» Problem description
Which lines of the records contain the word "screenshot"? Copy each one.

Data about app and page elements:
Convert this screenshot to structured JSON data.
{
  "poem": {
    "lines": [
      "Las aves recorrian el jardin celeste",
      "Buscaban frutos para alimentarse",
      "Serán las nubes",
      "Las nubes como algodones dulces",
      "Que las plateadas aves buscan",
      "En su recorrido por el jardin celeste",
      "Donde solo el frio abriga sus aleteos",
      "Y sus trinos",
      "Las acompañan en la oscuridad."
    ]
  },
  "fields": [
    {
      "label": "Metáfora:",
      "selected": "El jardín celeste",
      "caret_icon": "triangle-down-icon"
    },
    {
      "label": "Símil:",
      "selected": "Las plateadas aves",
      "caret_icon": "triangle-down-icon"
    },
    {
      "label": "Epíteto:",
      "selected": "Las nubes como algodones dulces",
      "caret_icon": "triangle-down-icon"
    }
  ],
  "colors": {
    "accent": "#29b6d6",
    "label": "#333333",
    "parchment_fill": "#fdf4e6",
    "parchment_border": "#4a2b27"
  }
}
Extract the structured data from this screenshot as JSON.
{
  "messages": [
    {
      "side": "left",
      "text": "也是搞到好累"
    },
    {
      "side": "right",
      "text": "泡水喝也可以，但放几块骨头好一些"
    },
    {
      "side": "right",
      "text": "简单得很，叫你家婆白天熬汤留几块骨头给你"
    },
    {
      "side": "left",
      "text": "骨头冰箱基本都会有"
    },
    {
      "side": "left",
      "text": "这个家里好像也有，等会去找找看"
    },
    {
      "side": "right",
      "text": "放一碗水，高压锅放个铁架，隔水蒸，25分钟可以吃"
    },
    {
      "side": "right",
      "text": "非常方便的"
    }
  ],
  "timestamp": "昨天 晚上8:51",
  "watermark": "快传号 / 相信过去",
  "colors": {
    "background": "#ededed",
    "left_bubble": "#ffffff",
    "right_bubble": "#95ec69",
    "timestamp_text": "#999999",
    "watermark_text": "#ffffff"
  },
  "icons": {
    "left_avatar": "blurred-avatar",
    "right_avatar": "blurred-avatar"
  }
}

» The answer
Convert this screenshot to structured JSON data.
Extract the structured data from this screenshot as JSON.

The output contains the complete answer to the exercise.